■ **RECORDS PROVIDED**
++++++
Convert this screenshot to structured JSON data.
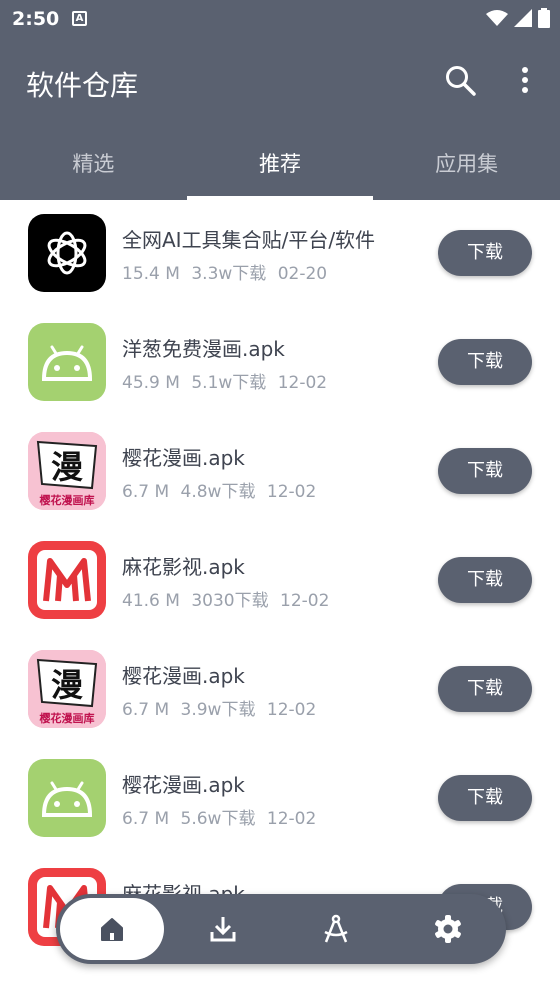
{
  "status": {
    "time": "2:50",
    "notification": "A"
  },
  "header": {
    "title": "软件仓库"
  },
  "tabs": [
    {
      "label": "精选"
    },
    {
      "label": "推荐"
    },
    {
      "label": "应用集"
    }
  ],
  "active_tab": "推荐",
  "apps": [
    {
      "name": "全网AI工具集合贴/平台/软件",
      "size": "15.4 M",
      "downloads": "3.3w下载",
      "date": "02-20",
      "icon": "openai-icon",
      "button": "下载"
    },
    {
      "name": "洋葱免费漫画.apk",
      "size": "45.9 M",
      "downloads": "5.1w下载",
      "date": "12-02",
      "icon": "android-icon",
      "button": "下载"
    },
    {
      "name": "樱花漫画.apk",
      "size": "6.7 M",
      "downloads": "4.8w下载",
      "date": "12-02",
      "icon": "sakura-manga-icon",
      "icon_text": "漫",
      "icon_caption": "樱花漫画库",
      "button": "下载"
    },
    {
      "name": "麻花影视.apk",
      "size": "41.6 M",
      "downloads": "3030下载",
      "date": "12-02",
      "icon": "mahua-icon",
      "button": "下载"
    },
    {
      "name": "樱花漫画.apk",
      "size": "6.7 M",
      "downloads": "3.9w下载",
      "date": "12-02",
      "icon": "sakura-manga-icon",
      "icon_text": "漫",
      "icon_caption": "樱花漫画库",
      "button": "下载"
    },
    {
      "name": "樱花漫画.apk",
      "size": "6.7 M",
      "downloads": "5.6w下载",
      "date": "12-02",
      "icon": "android-icon",
      "button": "下载"
    },
    {
      "name": "麻花影视.apk",
      "size": "",
      "downloads": "",
      "date": "",
      "icon": "mahua-icon",
      "button": "下载"
    }
  ],
  "bottom_nav": [
    {
      "icon": "home-icon",
      "active": true
    },
    {
      "icon": "download-icon",
      "active": false
    },
    {
      "icon": "compass-tool-icon",
      "active": false
    },
    {
      "icon": "settings-icon",
      "active": false
    }
  ],
  "colors": {
    "primary": "#5a6170",
    "text": "#3f4450",
    "meta": "#9aa0ab",
    "android": "#a4d170",
    "mahua": "#ee3f43",
    "sakura": "#f5b5c8"
  }
}
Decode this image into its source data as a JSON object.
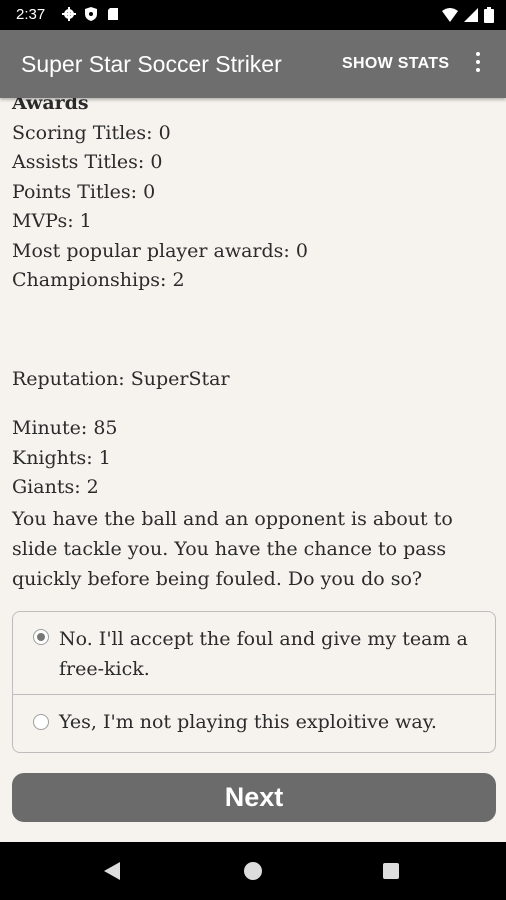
{
  "status": {
    "time": "2:37",
    "icons_left": [
      "gear-icon",
      "shield-icon",
      "sd-card-icon"
    ],
    "icons_right": [
      "wifi-icon",
      "signal-icon",
      "battery-icon"
    ]
  },
  "app_bar": {
    "title": "Super Star Soccer Striker",
    "show_stats": "SHOW STATS",
    "overflow_icon": "more-vert-icon"
  },
  "awards": {
    "heading": "Awards",
    "items": [
      "Scoring Titles: 0",
      "Assists Titles: 0",
      "Points Titles: 0",
      "MVPs: 1",
      "Most popular player awards: 0",
      "Championships: 2"
    ]
  },
  "reputation": "Reputation: SuperStar",
  "match": {
    "minute": "Minute: 85",
    "team1": "Knights: 1",
    "team2": "Giants: 2"
  },
  "question": "You have the ball and an opponent is about to slide tackle you. You have the chance to pass quickly before being fouled. Do you do so?",
  "choices": [
    {
      "label": "No. I'll accept the foul and give my team a free-kick.",
      "selected": true
    },
    {
      "label": "Yes, I'm not playing this exploitive way.",
      "selected": false
    }
  ],
  "next_button": "Next",
  "nav": [
    "back-icon",
    "home-icon",
    "recents-icon"
  ]
}
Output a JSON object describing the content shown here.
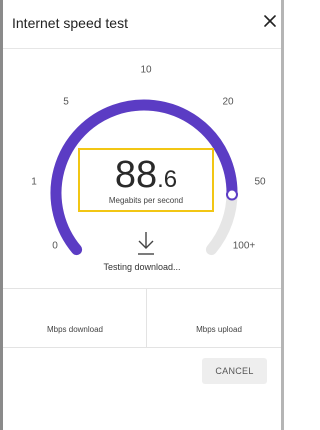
{
  "dialog": {
    "title": "Internet speed test",
    "close_label": "×"
  },
  "gauge": {
    "tick_labels": [
      "0",
      "1",
      "5",
      "10",
      "20",
      "50",
      "100+"
    ],
    "accent_color": "#5b3cc4",
    "track_color": "#e6e6e6"
  },
  "speed": {
    "integer_part": "88",
    "decimal_part": ".6",
    "unit": "Megabits per second"
  },
  "status": {
    "icon": "download-arrow-icon",
    "text": "Testing download..."
  },
  "results": {
    "download_label": "Mbps download",
    "upload_label": "Mbps upload"
  },
  "actions": {
    "cancel_label": "CANCEL"
  }
}
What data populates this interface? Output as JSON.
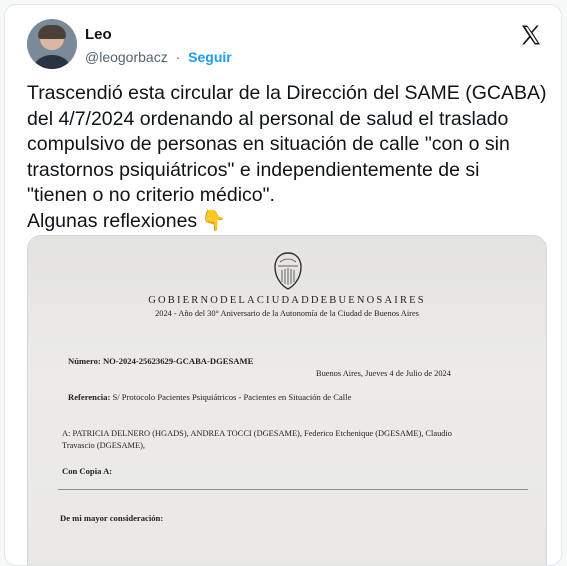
{
  "author": {
    "name": "Leo",
    "handle": "@leogorbacz",
    "separator": "·",
    "follow_label": "Seguir"
  },
  "tweet": {
    "lines": [
      "Trascendió esta circular de la Dirección del SAME (GCABA)",
      "del 4/7/2024 ordenando al personal de salud el traslado",
      "compulsivo de personas en situación de calle \"con o sin",
      "trastornos psiquiátricos\" e independientemente de si",
      "\"tienen o no criterio médico\".",
      "Algunas reflexiones"
    ],
    "emoji": "👇"
  },
  "document": {
    "header": "GOBIERNODELACIUDADDEBUENOSAIRES",
    "subtitle": "2024 - Año del 30° Aniversario de la Autonomía de la Ciudad de Buenos Aires",
    "numero_label": "Número:",
    "numero_value": "NO-2024-25623629-GCABA-DGESAME",
    "date": "Buenos Aires, Jueves 4 de Julio de 2024",
    "referencia_label": "Referencia:",
    "referencia_value": "S/ Protocolo Pacientes Psiquiátricos - Pacientes en Situación de Calle",
    "a_line1": "A: PATRICIA DELNERO (HGADS), ANDREA TOCCI (DGESAME), Federico Etchenique (DGESAME), Claudio",
    "a_line2": "Travascio (DGESAME),",
    "copia_label": "Con Copia A:",
    "consideracion": "De mi mayor consideración:"
  },
  "colors": {
    "accent": "#1d9bf0",
    "text": "#0f1419",
    "secondary": "#536471"
  },
  "icons": {
    "brand": "x-logo-icon",
    "emoji": "pointing-down-emoji"
  }
}
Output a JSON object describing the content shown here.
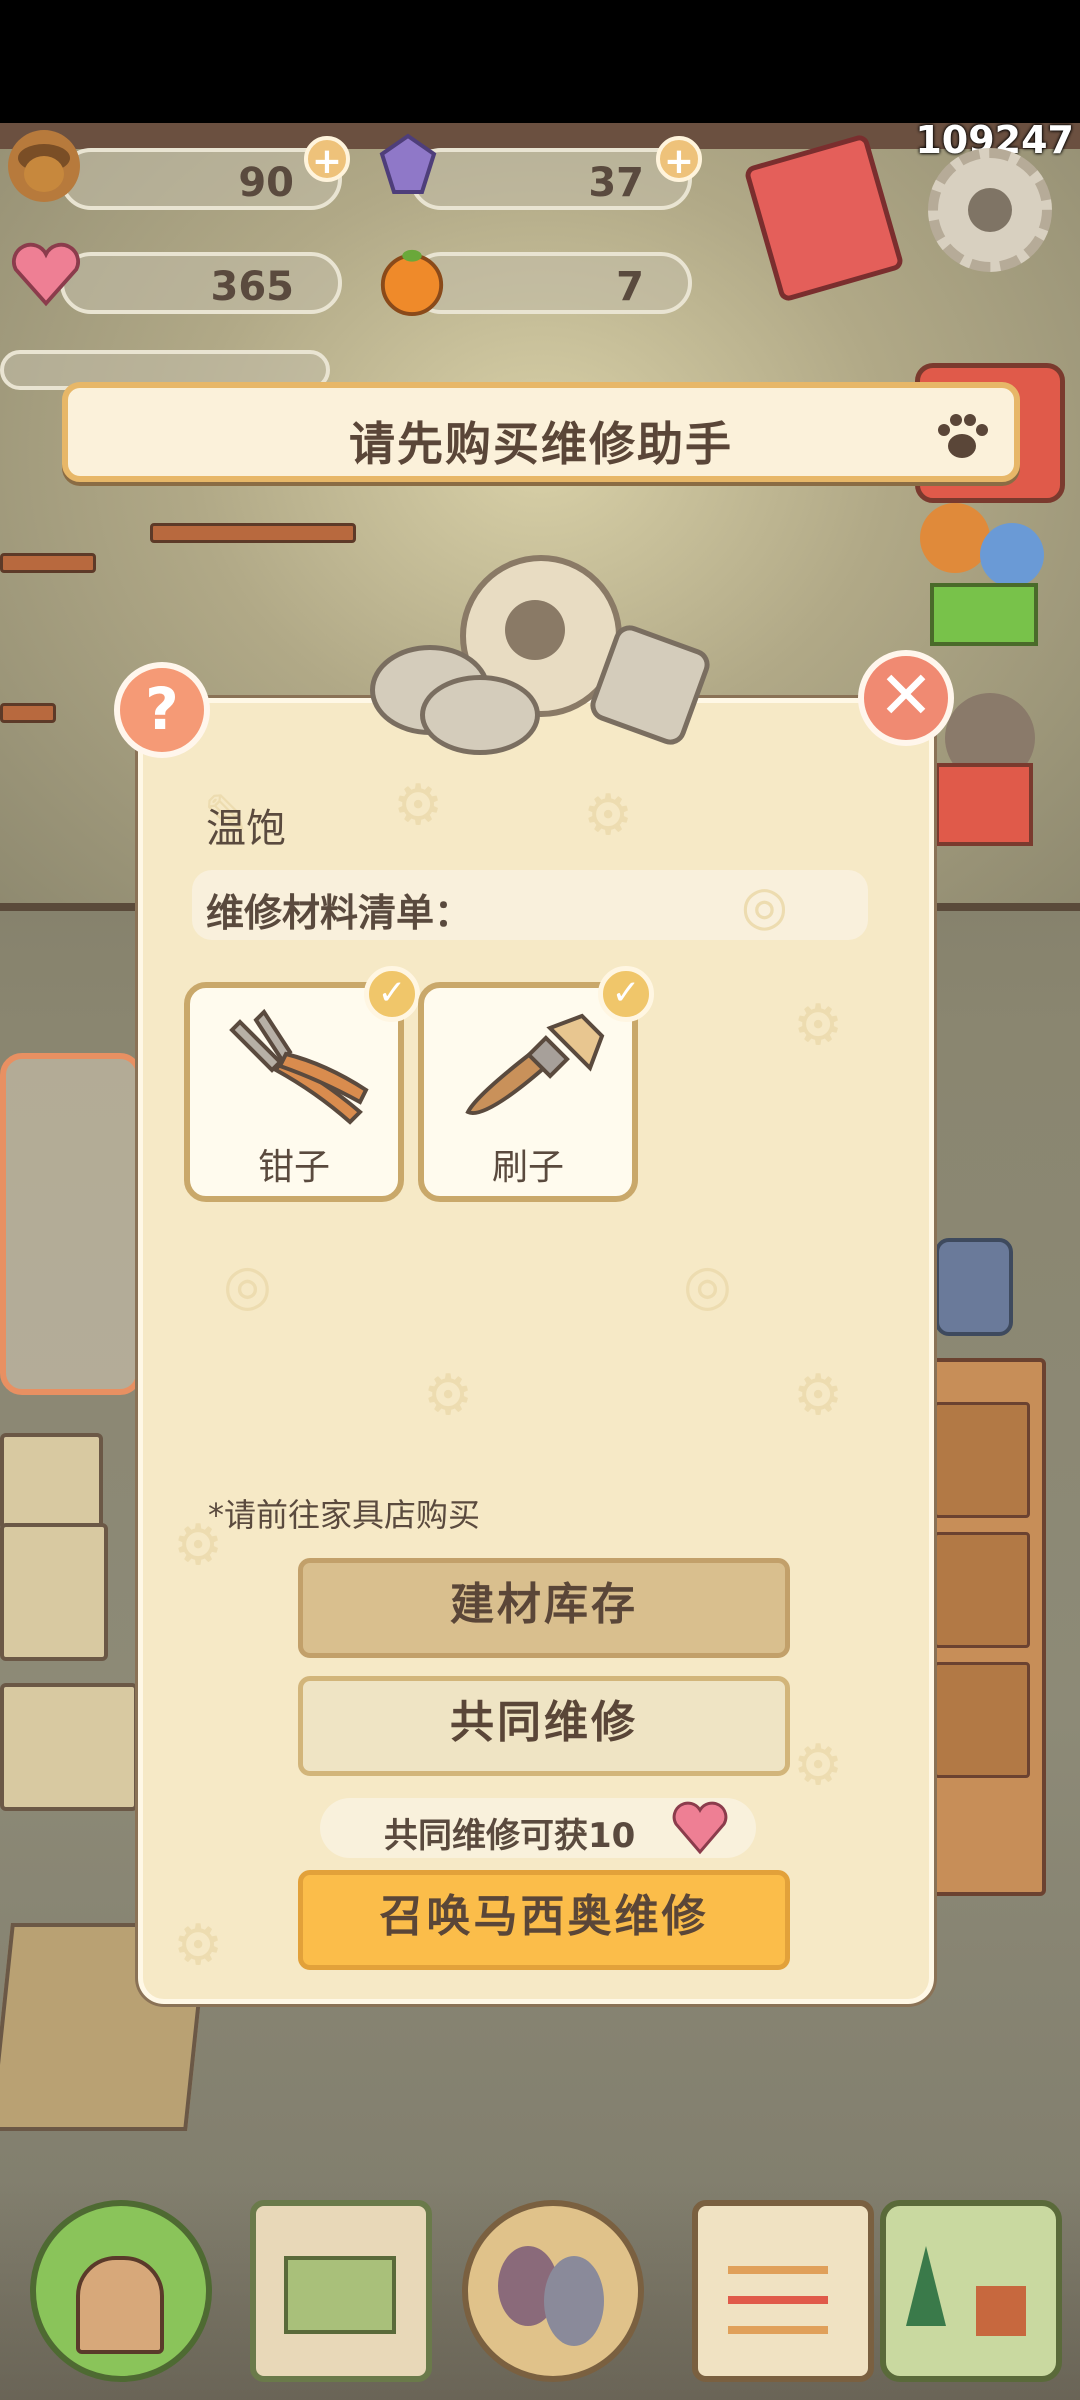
{
  "hud": {
    "acorns": "90",
    "gems": "37",
    "hearts": "365",
    "oranges": "7",
    "counter": "109247",
    "icons": [
      "acorn-icon",
      "gem-icon",
      "heart-gem-icon",
      "orange-icon",
      "plus-icon",
      "gear-icon",
      "mail-card-icon"
    ]
  },
  "banner": {
    "text": "请先购买维修助手",
    "icon": "paw-icon"
  },
  "dialog": {
    "item_name": "温饱",
    "list_title": "维修材料清单：",
    "materials": [
      {
        "name": "钳子",
        "icon": "pliers-icon",
        "checked": true
      },
      {
        "name": "刷子",
        "icon": "brush-icon",
        "checked": true
      }
    ],
    "note": "*请前往家具店购买",
    "stock_button": "建材库存",
    "coop_button": "共同维修",
    "reward_text": "共同维修可获10",
    "summon_button": "召唤马西奥维修",
    "help_icon": "?",
    "close_icon": "✕"
  },
  "colors": {
    "accent": "#fbbd4a",
    "panel": "#f6e9c6",
    "text": "#5a4638",
    "close": "#f08a72"
  }
}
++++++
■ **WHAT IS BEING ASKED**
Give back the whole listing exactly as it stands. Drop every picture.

■ **OUTPUT BELOW**
Convert this screenshot to structured JSON data.
{
  "status": {
    "time": "2:50",
    "notification": "A"
  },
  "header": {
    "title": "软件仓库"
  },
  "tabs": [
    {
      "label": "精选"
    },
    {
      "label": "推荐"
    },
    {
      "label": "应用集"
    }
  ],
  "active_tab": "推荐",
  "apps": [
    {
      "name": "全网AI工具集合贴/平台/软件",
      "size": "15.4 M",
      "downloads": "3.3w下载",
      "date": "02-20",
      "icon": "openai-icon",
      "button": "下载"
    },
    {
      "name": "洋葱免费漫画.apk",
      "size": "45.9 M",
      "downloads": "5.1w下载",
      "date": "12-02",
      "icon": "android-icon",
      "button": "下载"
    },
    {
      "name": "樱花漫画.apk",
      "size": "6.7 M",
      "downloads": "4.8w下载",
      "date": "12-02",
      "icon": "sakura-manga-icon",
      "icon_text": "漫",
      "icon_caption": "樱花漫画库",
      "button": "下载"
    },
    {
      "name": "麻花影视.apk",
      "size": "41.6 M",
      "downloads": "3030下载",
      "date": "12-02",
      "icon": "mahua-icon",
      "button": "下载"
    },
    {
      "name": "樱花漫画.apk",
      "size": "6.7 M",
      "downloads": "3.9w下载",
      "date": "12-02",
      "icon": "sakura-manga-icon",
      "icon_text": "漫",
      "icon_caption": "樱花漫画库",
      "button": "下载"
    },
    {
      "name": "樱花漫画.apk",
      "size": "6.7 M",
      "downloads": "5.6w下载",
      "date": "12-02",
      "icon": "android-icon",
      "button": "下载"
    },
    {
      "name": "麻花影视.apk",
      "size": "",
      "downloads": "",
      "date": "",
      "icon": "mahua-icon",
      "button": "下载"
    }
  ],
  "bottom_nav": [
    {
      "icon": "home-icon",
      "active": true
    },
    {
      "icon": "download-icon",
      "active": false
    },
    {
      "icon": "compass-tool-icon",
      "active": false
    },
    {
      "icon": "settings-icon",
      "active": false
    }
  ],
  "colors": {
    "primary": "#5a6170",
    "text": "#3f4450",
    "meta": "#9aa0ab",
    "android": "#a4d170",
    "mahua": "#ee3f43",
    "sakura": "#f5b5c8"
  }
}
Decode this image into its source data as a JSON object.
{
  "status": {
    "time": "2:37",
    "icons_left": [
      "gear-icon",
      "shield-icon",
      "sd-card-icon"
    ],
    "icons_right": [
      "wifi-icon",
      "signal-icon",
      "battery-icon"
    ]
  },
  "app_bar": {
    "title": "Super Star Soccer Striker",
    "show_stats": "SHOW STATS",
    "overflow_icon": "more-vert-icon"
  },
  "awards": {
    "heading": "Awards",
    "items": [
      "Scoring Titles: 0",
      "Assists Titles: 0",
      "Points Titles: 0",
      "MVPs: 1",
      "Most popular player awards: 0",
      "Championships: 2"
    ]
  },
  "reputation": "Reputation: SuperStar",
  "match": {
    "minute": "Minute: 85",
    "team1": "Knights: 1",
    "team2": "Giants: 2"
  },
  "question": "You have the ball and an opponent is about to slide tackle you. You have the chance to pass quickly before being fouled. Do you do so?",
  "choices": [
    {
      "label": "No. I'll accept the foul and give my team a free-kick.",
      "selected": true
    },
    {
      "label": "Yes, I'm not playing this exploitive way.",
      "selected": false
    }
  ],
  "next_button": "Next",
  "nav": [
    "back-icon",
    "home-icon",
    "recents-icon"
  ]
}
Output a JSON object describing the content shown here.
{
  "dialog": {
    "title": "Internet speed test",
    "close_label": "×"
  },
  "gauge": {
    "tick_labels": [
      "0",
      "1",
      "5",
      "10",
      "20",
      "50",
      "100+"
    ],
    "accent_color": "#5b3cc4",
    "track_color": "#e6e6e6"
  },
  "speed": {
    "integer_part": "88",
    "decimal_part": ".6",
    "unit": "Megabits per second"
  },
  "status": {
    "icon": "download-arrow-icon",
    "text": "Testing download..."
  },
  "results": {
    "download_label": "Mbps download",
    "upload_label": "Mbps upload"
  },
  "actions": {
    "cancel_label": "CANCEL"
  }
}
What data populates this interface? Output as JSON.
{
  "author": {
    "name": "Leo",
    "handle": "@leogorbacz",
    "separator": "·",
    "follow_label": "Seguir"
  },
  "tweet": {
    "lines": [
      "Trascendió esta circular de la Dirección del SAME (GCABA)",
      "del 4/7/2024 ordenando al personal de salud el traslado",
      "compulsivo de personas en situación de calle \"con o sin",
      "trastornos psiquiátricos\" e independientemente de si",
      "\"tienen o no criterio médico\".",
      "Algunas reflexiones"
    ],
    "emoji": "👇"
  },
  "document": {
    "header": "GOBIERNODELACIUDADDEBUENOSAIRES",
    "subtitle": "2024 - Año del 30° Aniversario de la Autonomía de la Ciudad de Buenos Aires",
    "numero_label": "Número:",
    "numero_value": "NO-2024-25623629-GCABA-DGESAME",
    "date": "Buenos Aires, Jueves 4 de Julio de 2024",
    "referencia_label": "Referencia:",
    "referencia_value": "S/ Protocolo Pacientes Psiquiátricos - Pacientes en Situación de Calle",
    "a_line1": "A: PATRICIA DELNERO (HGADS), ANDREA TOCCI (DGESAME), Federico Etchenique (DGESAME), Claudio",
    "a_line2": "Travascio (DGESAME),",
    "copia_label": "Con Copia A:",
    "consideracion": "De mi mayor consideración:"
  },
  "colors": {
    "accent": "#1d9bf0",
    "text": "#0f1419",
    "secondary": "#536471"
  },
  "icons": {
    "brand": "x-logo-icon",
    "emoji": "pointing-down-emoji"
  }
}
Output a JSON object describing the content shown here.
{
  "hud": {
    "acorns": "90",
    "gems": "37",
    "hearts": "365",
    "oranges": "7",
    "counter": "109247",
    "icons": [
      "acorn-icon",
      "gem-icon",
      "heart-gem-icon",
      "orange-icon",
      "plus-icon",
      "gear-icon",
      "mail-card-icon"
    ]
  },
  "banner": {
    "text": "请先购买维修助手",
    "icon": "paw-icon"
  },
  "dialog": {
    "item_name": "温饱",
    "list_title": "维修材料清单：",
    "materials": [
      {
        "name": "钳子",
        "icon": "pliers-icon",
        "checked": true
      },
      {
        "name": "刷子",
        "icon": "brush-icon",
        "checked": true
      }
    ],
    "note": "*请前往家具店购买",
    "stock_button": "建材库存",
    "coop_button": "共同维修",
    "reward_text": "共同维修可获10",
    "summon_button": "召唤马西奥维修",
    "help_icon": "?",
    "close_icon": "✕"
  },
  "colors": {
    "accent": "#fbbd4a",
    "panel": "#f6e9c6",
    "text": "#5a4638",
    "close": "#f08a72"
  }
}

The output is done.